Collected data.

##########

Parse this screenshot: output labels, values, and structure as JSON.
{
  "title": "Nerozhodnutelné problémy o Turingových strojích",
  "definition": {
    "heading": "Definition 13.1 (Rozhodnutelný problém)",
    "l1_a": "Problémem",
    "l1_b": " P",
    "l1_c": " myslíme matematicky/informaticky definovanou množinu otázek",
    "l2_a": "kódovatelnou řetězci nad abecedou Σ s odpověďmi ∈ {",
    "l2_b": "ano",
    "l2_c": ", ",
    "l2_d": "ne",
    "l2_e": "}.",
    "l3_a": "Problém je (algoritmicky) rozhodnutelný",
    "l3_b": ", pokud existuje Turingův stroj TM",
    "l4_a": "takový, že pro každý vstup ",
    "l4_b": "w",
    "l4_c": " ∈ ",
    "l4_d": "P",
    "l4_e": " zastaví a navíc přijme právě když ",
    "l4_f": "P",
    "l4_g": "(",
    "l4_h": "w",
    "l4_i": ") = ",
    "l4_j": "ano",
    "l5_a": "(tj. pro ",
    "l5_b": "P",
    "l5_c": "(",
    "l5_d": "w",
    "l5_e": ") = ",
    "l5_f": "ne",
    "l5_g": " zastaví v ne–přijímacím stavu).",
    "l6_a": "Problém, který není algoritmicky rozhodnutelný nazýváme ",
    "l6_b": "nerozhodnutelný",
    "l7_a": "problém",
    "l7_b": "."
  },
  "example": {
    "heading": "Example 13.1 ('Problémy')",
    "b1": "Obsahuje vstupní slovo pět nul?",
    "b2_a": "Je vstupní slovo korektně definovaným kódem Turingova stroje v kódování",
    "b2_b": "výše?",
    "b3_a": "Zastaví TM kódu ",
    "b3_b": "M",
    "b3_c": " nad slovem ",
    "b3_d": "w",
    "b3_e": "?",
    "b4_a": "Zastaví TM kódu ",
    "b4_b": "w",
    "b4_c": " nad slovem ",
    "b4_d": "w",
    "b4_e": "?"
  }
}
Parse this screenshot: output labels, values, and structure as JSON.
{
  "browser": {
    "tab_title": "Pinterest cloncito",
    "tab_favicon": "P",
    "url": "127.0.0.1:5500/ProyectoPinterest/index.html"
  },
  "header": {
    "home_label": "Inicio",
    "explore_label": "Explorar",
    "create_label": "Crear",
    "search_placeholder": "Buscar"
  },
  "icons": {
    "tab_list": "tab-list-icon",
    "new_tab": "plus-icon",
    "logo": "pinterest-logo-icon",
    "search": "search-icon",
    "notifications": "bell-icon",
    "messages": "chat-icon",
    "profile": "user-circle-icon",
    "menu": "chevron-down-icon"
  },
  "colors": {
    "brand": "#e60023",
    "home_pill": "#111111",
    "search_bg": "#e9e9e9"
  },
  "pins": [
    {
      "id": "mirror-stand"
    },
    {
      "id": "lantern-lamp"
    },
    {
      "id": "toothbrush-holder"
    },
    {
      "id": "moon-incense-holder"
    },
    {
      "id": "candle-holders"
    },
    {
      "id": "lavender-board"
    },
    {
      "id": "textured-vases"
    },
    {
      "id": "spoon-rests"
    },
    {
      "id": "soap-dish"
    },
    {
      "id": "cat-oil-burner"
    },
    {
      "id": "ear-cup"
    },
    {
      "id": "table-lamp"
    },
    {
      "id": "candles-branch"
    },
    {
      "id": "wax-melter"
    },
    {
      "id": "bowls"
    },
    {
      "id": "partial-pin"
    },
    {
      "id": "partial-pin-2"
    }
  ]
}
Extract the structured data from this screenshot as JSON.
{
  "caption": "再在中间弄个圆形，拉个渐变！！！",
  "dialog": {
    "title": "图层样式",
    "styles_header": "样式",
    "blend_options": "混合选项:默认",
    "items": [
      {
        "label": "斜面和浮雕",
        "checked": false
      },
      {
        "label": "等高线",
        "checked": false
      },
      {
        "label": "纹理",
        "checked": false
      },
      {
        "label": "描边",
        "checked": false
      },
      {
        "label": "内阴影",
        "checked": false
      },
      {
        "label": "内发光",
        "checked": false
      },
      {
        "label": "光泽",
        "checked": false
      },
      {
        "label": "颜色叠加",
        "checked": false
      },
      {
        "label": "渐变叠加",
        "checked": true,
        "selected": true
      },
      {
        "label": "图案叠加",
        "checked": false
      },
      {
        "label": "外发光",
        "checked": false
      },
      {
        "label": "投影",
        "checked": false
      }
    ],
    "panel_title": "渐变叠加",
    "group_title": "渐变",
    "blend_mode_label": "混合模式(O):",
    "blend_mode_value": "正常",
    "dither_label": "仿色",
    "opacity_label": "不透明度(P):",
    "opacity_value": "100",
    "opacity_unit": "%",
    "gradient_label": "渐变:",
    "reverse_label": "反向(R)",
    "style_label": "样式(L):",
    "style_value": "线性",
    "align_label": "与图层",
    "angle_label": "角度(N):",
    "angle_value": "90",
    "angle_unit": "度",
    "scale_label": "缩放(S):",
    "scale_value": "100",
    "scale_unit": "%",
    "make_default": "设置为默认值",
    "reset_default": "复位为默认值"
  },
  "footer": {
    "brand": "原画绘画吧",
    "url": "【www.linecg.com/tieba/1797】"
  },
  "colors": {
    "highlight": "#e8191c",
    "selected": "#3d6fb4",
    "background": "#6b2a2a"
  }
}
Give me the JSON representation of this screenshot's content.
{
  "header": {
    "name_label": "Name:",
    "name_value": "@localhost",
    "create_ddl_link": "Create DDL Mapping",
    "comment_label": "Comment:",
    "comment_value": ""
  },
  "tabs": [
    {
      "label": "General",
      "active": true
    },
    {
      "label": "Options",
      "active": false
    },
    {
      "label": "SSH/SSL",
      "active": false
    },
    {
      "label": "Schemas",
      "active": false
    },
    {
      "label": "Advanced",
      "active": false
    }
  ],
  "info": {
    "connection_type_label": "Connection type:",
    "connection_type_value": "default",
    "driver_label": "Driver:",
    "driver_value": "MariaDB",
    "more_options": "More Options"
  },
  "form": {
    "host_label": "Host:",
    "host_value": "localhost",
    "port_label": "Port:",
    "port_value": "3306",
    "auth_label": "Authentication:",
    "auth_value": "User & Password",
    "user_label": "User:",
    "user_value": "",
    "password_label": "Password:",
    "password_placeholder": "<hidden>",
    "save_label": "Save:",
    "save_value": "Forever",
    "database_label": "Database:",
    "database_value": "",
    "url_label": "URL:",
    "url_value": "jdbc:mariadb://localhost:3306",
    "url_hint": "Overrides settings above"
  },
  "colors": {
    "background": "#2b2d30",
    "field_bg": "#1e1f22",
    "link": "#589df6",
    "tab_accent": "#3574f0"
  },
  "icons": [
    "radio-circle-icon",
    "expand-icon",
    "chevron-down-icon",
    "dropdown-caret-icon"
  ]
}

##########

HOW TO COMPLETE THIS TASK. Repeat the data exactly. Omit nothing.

REPLY TO THE TASK.
Parse this screenshot: output labels, values, and structure as JSON.
{
  "title": "Nerozhodnutelné problémy o Turingových strojích",
  "definition": {
    "heading": "Definition 13.1 (Rozhodnutelný problém)",
    "l1_a": "Problémem",
    "l1_b": " P",
    "l1_c": " myslíme matematicky/informaticky definovanou množinu otázek",
    "l2_a": "kódovatelnou řetězci nad abecedou Σ s odpověďmi ∈ {",
    "l2_b": "ano",
    "l2_c": ", ",
    "l2_d": "ne",
    "l2_e": "}.",
    "l3_a": "Problém je (algoritmicky) rozhodnutelný",
    "l3_b": ", pokud existuje Turingův stroj TM",
    "l4_a": "takový, že pro každý vstup ",
    "l4_b": "w",
    "l4_c": " ∈ ",
    "l4_d": "P",
    "l4_e": " zastaví a navíc přijme právě když ",
    "l4_f": "P",
    "l4_g": "(",
    "l4_h": "w",
    "l4_i": ") = ",
    "l4_j": "ano",
    "l5_a": "(tj. pro ",
    "l5_b": "P",
    "l5_c": "(",
    "l5_d": "w",
    "l5_e": ") = ",
    "l5_f": "ne",
    "l5_g": " zastaví v ne–přijímacím stavu).",
    "l6_a": "Problém, který není algoritmicky rozhodnutelný nazýváme ",
    "l6_b": "nerozhodnutelný",
    "l7_a": "problém",
    "l7_b": "."
  },
  "example": {
    "heading": "Example 13.1 ('Problémy')",
    "b1": "Obsahuje vstupní slovo pět nul?",
    "b2_a": "Je vstupní slovo korektně definovaným kódem Turingova stroje v kódování",
    "b2_b": "výše?",
    "b3_a": "Zastaví TM kódu ",
    "b3_b": "M",
    "b3_c": " nad slovem ",
    "b3_d": "w",
    "b3_e": "?",
    "b4_a": "Zastaví TM kódu ",
    "b4_b": "w",
    "b4_c": " nad slovem ",
    "b4_d": "w",
    "b4_e": "?"
  }
}
Parse this screenshot: output labels, values, and structure as JSON.
{
  "browser": {
    "tab_title": "Pinterest cloncito",
    "tab_favicon": "P",
    "url": "127.0.0.1:5500/ProyectoPinterest/index.html"
  },
  "header": {
    "home_label": "Inicio",
    "explore_label": "Explorar",
    "create_label": "Crear",
    "search_placeholder": "Buscar"
  },
  "icons": {
    "tab_list": "tab-list-icon",
    "new_tab": "plus-icon",
    "logo": "pinterest-logo-icon",
    "search": "search-icon",
    "notifications": "bell-icon",
    "messages": "chat-icon",
    "profile": "user-circle-icon",
    "menu": "chevron-down-icon"
  },
  "colors": {
    "brand": "#e60023",
    "home_pill": "#111111",
    "search_bg": "#e9e9e9"
  },
  "pins": [
    {
      "id": "mirror-stand"
    },
    {
      "id": "lantern-lamp"
    },
    {
      "id": "toothbrush-holder"
    },
    {
      "id": "moon-incense-holder"
    },
    {
      "id": "candle-holders"
    },
    {
      "id": "lavender-board"
    },
    {
      "id": "textured-vases"
    },
    {
      "id": "spoon-rests"
    },
    {
      "id": "soap-dish"
    },
    {
      "id": "cat-oil-burner"
    },
    {
      "id": "ear-cup"
    },
    {
      "id": "table-lamp"
    },
    {
      "id": "candles-branch"
    },
    {
      "id": "wax-melter"
    },
    {
      "id": "bowls"
    },
    {
      "id": "partial-pin"
    },
    {
      "id": "partial-pin-2"
    }
  ]
}
Extract the structured data from this screenshot as JSON.
{
  "caption": "再在中间弄个圆形，拉个渐变！！！",
  "dialog": {
    "title": "图层样式",
    "styles_header": "样式",
    "blend_options": "混合选项:默认",
    "items": [
      {
        "label": "斜面和浮雕",
        "checked": false
      },
      {
        "label": "等高线",
        "checked": false
      },
      {
        "label": "纹理",
        "checked": false
      },
      {
        "label": "描边",
        "checked": false
      },
      {
        "label": "内阴影",
        "checked": false
      },
      {
        "label": "内发光",
        "checked": false
      },
      {
        "label": "光泽",
        "checked": false
      },
      {
        "label": "颜色叠加",
        "checked": false
      },
      {
        "label": "渐变叠加",
        "checked": true,
        "selected": true
      },
      {
        "label": "图案叠加",
        "checked": false
      },
      {
        "label": "外发光",
        "checked": false
      },
      {
        "label": "投影",
        "checked": false
      }
    ],
    "panel_title": "渐变叠加",
    "group_title": "渐变",
    "blend_mode_label": "混合模式(O):",
    "blend_mode_value": "正常",
    "dither_label": "仿色",
    "opacity_label": "不透明度(P):",
    "opacity_value": "100",
    "opacity_unit": "%",
    "gradient_label": "渐变:",
    "reverse_label": "反向(R)",
    "style_label": "样式(L):",
    "style_value": "线性",
    "align_label": "与图层",
    "angle_label": "角度(N):",
    "angle_value": "90",
    "angle_unit": "度",
    "scale_label": "缩放(S):",
    "scale_value": "100",
    "scale_unit": "%",
    "make_default": "设置为默认值",
    "reset_default": "复位为默认值"
  },
  "footer": {
    "brand": "原画绘画吧",
    "url": "【www.linecg.com/tieba/1797】"
  },
  "colors": {
    "highlight": "#e8191c",
    "selected": "#3d6fb4",
    "background": "#6b2a2a"
  }
}
Give me the JSON representation of this screenshot's content.
{
  "header": {
    "name_label": "Name:",
    "name_value": "@localhost",
    "create_ddl_link": "Create DDL Mapping",
    "comment_label": "Comment:",
    "comment_value": ""
  },
  "tabs": [
    {
      "label": "General",
      "active": true
    },
    {
      "label": "Options",
      "active": false
    },
    {
      "label": "SSH/SSL",
      "active": false
    },
    {
      "label": "Schemas",
      "active": false
    },
    {
      "label": "Advanced",
      "active": false
    }
  ],
  "info": {
    "connection_type_label": "Connection type:",
    "connection_type_value": "default",
    "driver_label": "Driver:",
    "driver_value": "MariaDB",
    "more_options": "More Options"
  },
  "form": {
    "host_label": "Host:",
    "host_value": "localhost",
    "port_label": "Port:",
    "port_value": "3306",
    "auth_label": "Authentication:",
    "auth_value": "User & Password",
    "user_label": "User:",
    "user_value": "",
    "password_label": "Password:",
    "password_placeholder": "<hidden>",
    "save_label": "Save:",
    "save_value": "Forever",
    "database_label": "Database:",
    "database_value": "",
    "url_label": "URL:",
    "url_value": "jdbc:mariadb://localhost:3306",
    "url_hint": "Overrides settings above"
  },
  "colors": {
    "background": "#2b2d30",
    "field_bg": "#1e1f22",
    "link": "#589df6",
    "tab_accent": "#3574f0"
  },
  "icons": [
    "radio-circle-icon",
    "expand-icon",
    "chevron-down-icon",
    "dropdown-caret-icon"
  ]
}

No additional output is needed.